I ‘ll start with the set (designed by Lez Brotherston), partly because it’s the first thing we see: multiple glass panels and huge windows, they create depth but also give out a bottomless feeling, like if someone could fall into this world and never manage to come up for air. First scene, at night, Hedda silently stalks the house like a ghost and admittedly, this made me a bit nervous: I am not a big fan of additional scenes bolted at the beginning of a play, seemingly for the star to appear first. But soon it became clear I had nothing to be nervous about: the production, as well as beautiful to look at (the costumes alone are a marvel), brings this world alive and makes you look at it with fresh eyes.
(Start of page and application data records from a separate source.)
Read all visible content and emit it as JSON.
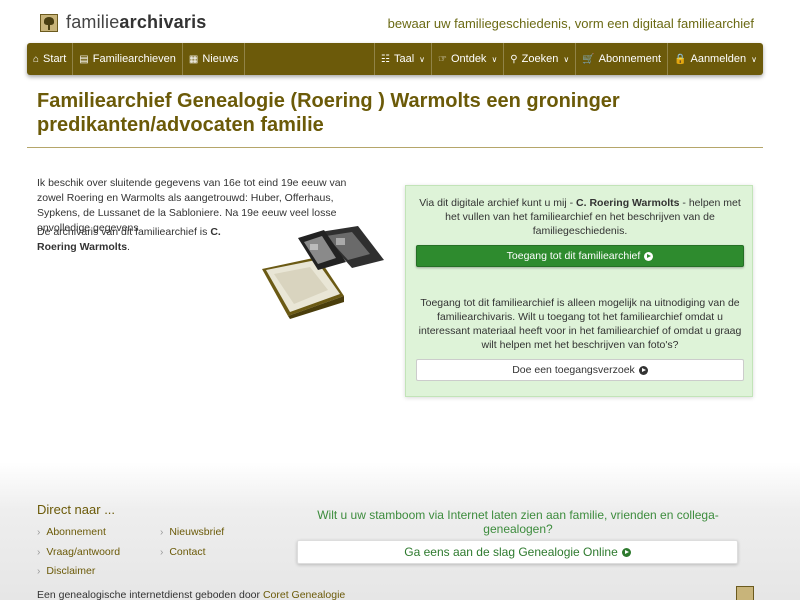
{
  "header": {
    "logo_plain": "familie",
    "logo_bold": "archivaris",
    "tagline": "bewaar uw familiegeschiedenis, vorm een digitaal familiearchief"
  },
  "nav": {
    "left": [
      {
        "label": "Start",
        "icon": "home-icon"
      },
      {
        "label": "Familiearchieven",
        "icon": "book-icon"
      },
      {
        "label": "Nieuws",
        "icon": "newspaper-icon"
      }
    ],
    "right": [
      {
        "label": "Taal",
        "icon": "language-icon"
      },
      {
        "label": "Ontdek",
        "icon": "pointer-icon"
      },
      {
        "label": "Zoeken",
        "icon": "search-icon"
      },
      {
        "label": "Abonnement",
        "icon": "cart-icon"
      },
      {
        "label": "Aanmelden",
        "icon": "lock-icon"
      }
    ]
  },
  "page": {
    "title": "Familiearchief Genealogie (Roering ) Warmolts een groninger predikanten/advocaten familie",
    "intro": "Ik beschik over sluitende gegevens van 16e tot eind 19e eeuw van zowel Roering en Warmolts als aangetrouwd: Huber, Offerhaus, Sypkens, de Lussanet de la Sabloniere. Na 19e eeuw veel losse onvolledige gegevens",
    "archivaris_prefix": "De archivaris van dit familiearchief is ",
    "archivaris_name": "C. Roering Warmolts",
    "archivaris_suffix": "."
  },
  "panel": {
    "text1_prefix": "Via dit digitale archief kunt u mij - ",
    "text1_name": "C. Roering Warmolts",
    "text1_suffix": " - helpen met het vullen van het familiearchief en het beschrijven van de familiegeschiedenis.",
    "access_button": "Toegang tot dit familiearchief",
    "text2": "Toegang tot dit familiearchief is alleen mogelijk na uitnodiging van de familiearchivaris. Wilt u toegang tot het familiearchief omdat u interessant materiaal heeft voor in het familiearchief of omdat u graag wilt helpen met het beschrijven van foto's?",
    "request_button": "Doe een toegangsverzoek"
  },
  "footer": {
    "title": "Direct naar ...",
    "links": [
      "Abonnement",
      "Nieuwsbrief",
      "Vraag/antwoord",
      "Contact",
      "Disclaimer"
    ],
    "promo": "Wilt u uw stamboom via Internet laten zien aan familie, vrienden en collega-genealogen?",
    "promo_button": "Ga eens aan de slag Genealogie Online",
    "bottom_prefix": "Een genealogische internetdienst geboden door ",
    "bottom_link": "Coret Genealogie"
  },
  "colors": {
    "nav_bg": "#6c5a0a",
    "title": "#6b5a08",
    "panel_bg": "#def3d8",
    "green_button": "#2e8b2e"
  }
}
Continue reading
Hattie Morahan (Nora) and Dominic Rowan (Torvald). Photo by Johan Persson
It’s hard for me to imagine what audiences thought of Henrik Ibsen’s A Doll’s House when it premiered in Copenhagen in 1879. Even today, the choices Nora makes at the end of the play have the power to shock (I can imagine a fair amount of tongues wagging if that was to happen in a respectable middle class family today). On the other hand, the triumph of the Young Vic production is not the feminist politics, it’s the people: passionate, relatable, likable people we want to see them through their tough times. It doesn’t quite work that way.
The production, directed by Carrie Cracknell in a new version of the play by Simon Stephens, is set in the 19th century, but it doesn’t have the buttoned up quality of period pieces: Nora (as played by Hattie Morahan) and Torvald (as played by Dominic Rowan) are an immensely sexy couple. Not just beautiful, but full of desire. This is not late 19th century as seen in Cranford. They are respectable in front of other people, but essentially they can’t keep their hands off each other. They are in love, even if they don’t begin to understand each other. Which makes the end of the play all the more heartbreaking: the conflict in the final scene is raw, desperate, physical. The production has a beating pulse going through it, not least because of the immediacy of Simon Stephens’ writing. Continue reading